Just as IATA’s General Meeting convenes in Miami this week and insiders expect further developments in the continuing Open Skies dispute between the three leading U.S. carriers (AA, DL, UA), and their counterparts in the Middle East (EK, EY, QR) the French government has awarded Qatar CEO, Akbar Al Baker, the prestigious Legion D'Honneur (Legion of Honour) award for his leadership in the aviation industry and for spearheading Qatar Airways to be a leading global airline.
By extending the legion of Honour to Mr Al Baker, the French government has made it abundantly clear that, although it holds a significant stake in flag carrier Air France, it is putting the
(economic) interests of the country above those of Air France-KLM, which together with Lufthansa, has been complaining about the growing competition from the Gulf carriers - including Qatar
Airways. Qatar Airways earlier received permission to expand its network to the French cities of Lyon and Nice.
Ironically, Mr Al Baker was informed last week by Dutch state secretary Wilma Mansveld that his airline will not be allowed further services to Amsterdam Schiphol Airport under a temporary ban on extra landing rights for Gulf airlines, ahead of internal discussions about the issue by the European Commission (CargoForwarder Global reported).
Ms Mansveld has been criticised by political parties and several organisations in The Netherlands for her "hasty and unnecessary" ban, which is likely to hurt the Dutch economy.

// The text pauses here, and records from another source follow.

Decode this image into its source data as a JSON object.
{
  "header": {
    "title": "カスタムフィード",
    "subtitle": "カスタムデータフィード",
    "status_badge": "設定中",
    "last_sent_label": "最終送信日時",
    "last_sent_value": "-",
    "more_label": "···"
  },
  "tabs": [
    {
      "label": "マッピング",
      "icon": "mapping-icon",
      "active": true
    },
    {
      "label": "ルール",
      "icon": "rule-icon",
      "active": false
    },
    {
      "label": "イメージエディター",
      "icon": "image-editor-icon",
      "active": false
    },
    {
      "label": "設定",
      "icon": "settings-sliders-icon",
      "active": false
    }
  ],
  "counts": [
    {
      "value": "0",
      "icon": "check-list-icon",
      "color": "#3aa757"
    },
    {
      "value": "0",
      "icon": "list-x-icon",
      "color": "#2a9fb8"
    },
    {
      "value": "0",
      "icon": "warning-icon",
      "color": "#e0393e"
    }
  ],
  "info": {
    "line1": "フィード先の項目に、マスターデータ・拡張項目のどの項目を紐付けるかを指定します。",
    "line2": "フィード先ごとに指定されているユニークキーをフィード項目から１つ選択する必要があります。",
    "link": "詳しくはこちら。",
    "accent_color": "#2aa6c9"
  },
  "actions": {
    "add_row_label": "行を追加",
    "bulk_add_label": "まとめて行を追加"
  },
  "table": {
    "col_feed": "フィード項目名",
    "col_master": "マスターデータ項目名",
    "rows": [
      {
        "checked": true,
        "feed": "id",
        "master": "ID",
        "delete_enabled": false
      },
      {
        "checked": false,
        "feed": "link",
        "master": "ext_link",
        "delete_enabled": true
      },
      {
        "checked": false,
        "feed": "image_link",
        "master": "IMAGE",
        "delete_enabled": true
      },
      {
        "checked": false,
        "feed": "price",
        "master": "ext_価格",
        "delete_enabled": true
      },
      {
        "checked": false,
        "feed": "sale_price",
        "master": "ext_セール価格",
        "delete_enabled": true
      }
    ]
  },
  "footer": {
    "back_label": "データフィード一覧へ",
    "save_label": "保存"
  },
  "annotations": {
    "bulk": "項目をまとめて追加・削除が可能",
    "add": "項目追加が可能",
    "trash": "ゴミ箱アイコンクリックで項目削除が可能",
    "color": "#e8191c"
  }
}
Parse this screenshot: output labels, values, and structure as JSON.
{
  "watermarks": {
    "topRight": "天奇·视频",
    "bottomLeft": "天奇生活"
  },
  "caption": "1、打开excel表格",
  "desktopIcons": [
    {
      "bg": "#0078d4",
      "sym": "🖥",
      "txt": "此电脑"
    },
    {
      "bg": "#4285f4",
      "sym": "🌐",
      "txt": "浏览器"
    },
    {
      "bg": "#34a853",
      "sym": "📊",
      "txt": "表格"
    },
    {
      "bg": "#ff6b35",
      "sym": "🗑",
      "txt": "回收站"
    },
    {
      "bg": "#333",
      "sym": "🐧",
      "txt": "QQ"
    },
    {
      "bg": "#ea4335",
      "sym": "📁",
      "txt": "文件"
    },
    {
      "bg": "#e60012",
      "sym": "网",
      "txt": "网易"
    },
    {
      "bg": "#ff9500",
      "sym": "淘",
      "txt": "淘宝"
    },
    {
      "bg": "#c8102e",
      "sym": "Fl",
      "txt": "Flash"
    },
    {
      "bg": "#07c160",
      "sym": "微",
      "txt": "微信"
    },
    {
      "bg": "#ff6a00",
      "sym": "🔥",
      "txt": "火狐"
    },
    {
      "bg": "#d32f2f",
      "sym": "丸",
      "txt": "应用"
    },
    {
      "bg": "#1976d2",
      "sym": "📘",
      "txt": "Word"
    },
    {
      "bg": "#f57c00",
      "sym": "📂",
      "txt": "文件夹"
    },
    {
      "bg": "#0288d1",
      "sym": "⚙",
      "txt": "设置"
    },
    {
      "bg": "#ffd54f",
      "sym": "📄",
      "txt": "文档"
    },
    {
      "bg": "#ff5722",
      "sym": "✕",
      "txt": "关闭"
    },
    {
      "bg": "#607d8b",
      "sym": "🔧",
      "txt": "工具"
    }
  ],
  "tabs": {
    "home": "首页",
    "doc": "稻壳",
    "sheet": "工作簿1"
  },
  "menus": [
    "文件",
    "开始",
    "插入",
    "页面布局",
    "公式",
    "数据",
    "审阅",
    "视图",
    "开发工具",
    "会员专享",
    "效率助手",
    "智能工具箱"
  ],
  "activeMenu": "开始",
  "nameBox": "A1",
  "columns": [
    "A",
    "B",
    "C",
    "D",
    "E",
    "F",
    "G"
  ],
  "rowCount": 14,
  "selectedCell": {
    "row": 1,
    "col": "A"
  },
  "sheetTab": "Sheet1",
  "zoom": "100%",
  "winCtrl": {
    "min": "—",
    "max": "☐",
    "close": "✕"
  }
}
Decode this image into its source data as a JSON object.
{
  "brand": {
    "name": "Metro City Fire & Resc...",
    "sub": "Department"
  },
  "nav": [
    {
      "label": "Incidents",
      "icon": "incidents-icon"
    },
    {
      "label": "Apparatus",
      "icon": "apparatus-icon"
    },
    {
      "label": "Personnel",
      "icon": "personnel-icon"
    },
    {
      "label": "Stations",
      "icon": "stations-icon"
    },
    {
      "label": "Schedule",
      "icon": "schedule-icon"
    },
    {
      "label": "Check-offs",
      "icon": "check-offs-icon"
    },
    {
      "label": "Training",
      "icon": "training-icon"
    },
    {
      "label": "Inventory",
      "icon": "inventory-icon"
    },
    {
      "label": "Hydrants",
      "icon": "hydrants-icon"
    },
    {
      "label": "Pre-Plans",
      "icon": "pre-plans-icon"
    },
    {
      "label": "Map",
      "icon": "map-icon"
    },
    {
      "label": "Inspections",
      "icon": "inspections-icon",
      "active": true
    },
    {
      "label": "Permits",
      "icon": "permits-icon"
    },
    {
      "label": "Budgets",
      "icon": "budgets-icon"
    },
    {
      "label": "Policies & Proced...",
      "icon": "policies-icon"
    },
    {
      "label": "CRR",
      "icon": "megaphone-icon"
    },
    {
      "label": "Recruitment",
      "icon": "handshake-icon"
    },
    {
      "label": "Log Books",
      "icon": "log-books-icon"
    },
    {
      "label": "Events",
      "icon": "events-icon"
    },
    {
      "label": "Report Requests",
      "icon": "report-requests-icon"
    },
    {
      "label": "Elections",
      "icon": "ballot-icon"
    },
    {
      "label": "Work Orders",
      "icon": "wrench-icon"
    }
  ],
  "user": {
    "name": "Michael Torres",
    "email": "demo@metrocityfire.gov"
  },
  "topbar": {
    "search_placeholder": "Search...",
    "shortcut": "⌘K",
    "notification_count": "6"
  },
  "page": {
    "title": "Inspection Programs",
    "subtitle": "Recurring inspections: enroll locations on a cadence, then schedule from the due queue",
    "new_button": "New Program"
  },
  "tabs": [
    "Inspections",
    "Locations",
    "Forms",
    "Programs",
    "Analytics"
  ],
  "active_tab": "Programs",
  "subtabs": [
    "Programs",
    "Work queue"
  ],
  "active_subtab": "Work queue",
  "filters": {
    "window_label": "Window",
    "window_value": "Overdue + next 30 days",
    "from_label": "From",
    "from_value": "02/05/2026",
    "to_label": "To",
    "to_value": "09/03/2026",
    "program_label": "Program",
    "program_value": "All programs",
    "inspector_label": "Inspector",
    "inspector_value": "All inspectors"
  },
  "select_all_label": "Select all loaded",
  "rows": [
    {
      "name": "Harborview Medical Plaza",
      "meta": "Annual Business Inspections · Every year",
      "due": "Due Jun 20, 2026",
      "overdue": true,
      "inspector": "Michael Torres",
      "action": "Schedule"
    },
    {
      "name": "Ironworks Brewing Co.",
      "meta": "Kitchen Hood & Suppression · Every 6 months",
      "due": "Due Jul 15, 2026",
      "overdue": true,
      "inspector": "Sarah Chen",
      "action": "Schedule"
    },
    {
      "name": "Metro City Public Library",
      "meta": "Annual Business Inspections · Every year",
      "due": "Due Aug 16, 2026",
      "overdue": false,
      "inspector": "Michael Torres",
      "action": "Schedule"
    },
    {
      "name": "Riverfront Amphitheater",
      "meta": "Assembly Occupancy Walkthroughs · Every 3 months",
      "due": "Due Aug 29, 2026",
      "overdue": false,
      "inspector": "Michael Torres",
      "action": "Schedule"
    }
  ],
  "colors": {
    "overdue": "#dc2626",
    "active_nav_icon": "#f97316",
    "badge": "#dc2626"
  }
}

EY strengthens its partnership with AF-KL
Adding further to the ironic developments is today's announcement by Etihad Airways that it has reached a deal to deepen its strategic partnership with Air France-KLM. Etihad's chief executive James Hogan said that Etihad and Air France-KLM will share codes on more flights this year, opening more European cities to the Abu Dhabi-based airline’s customers.
The moves reflect Etihad’s strategy to grow its route map through airline partnerships. With code shares on French domestic flights imminent, Etihad also is looking to add destinations via code shares with Philippine Airlines, Garuda Indonesia and Malaysia Airlines, Hogan said on the sidelines of the IATA annual meeting.
Kevin Knight, Etihad’s chief strategy and planning officer, said that Etihad hopes to expand its code share with Air France-KLM "as broadly as possible." The Gulf carrier currently lists its flight code on nine Air France cities and 21 KLM destinations, while it also closely cooperates with the French-Dutch carrier in cargo.
Nol van Fenema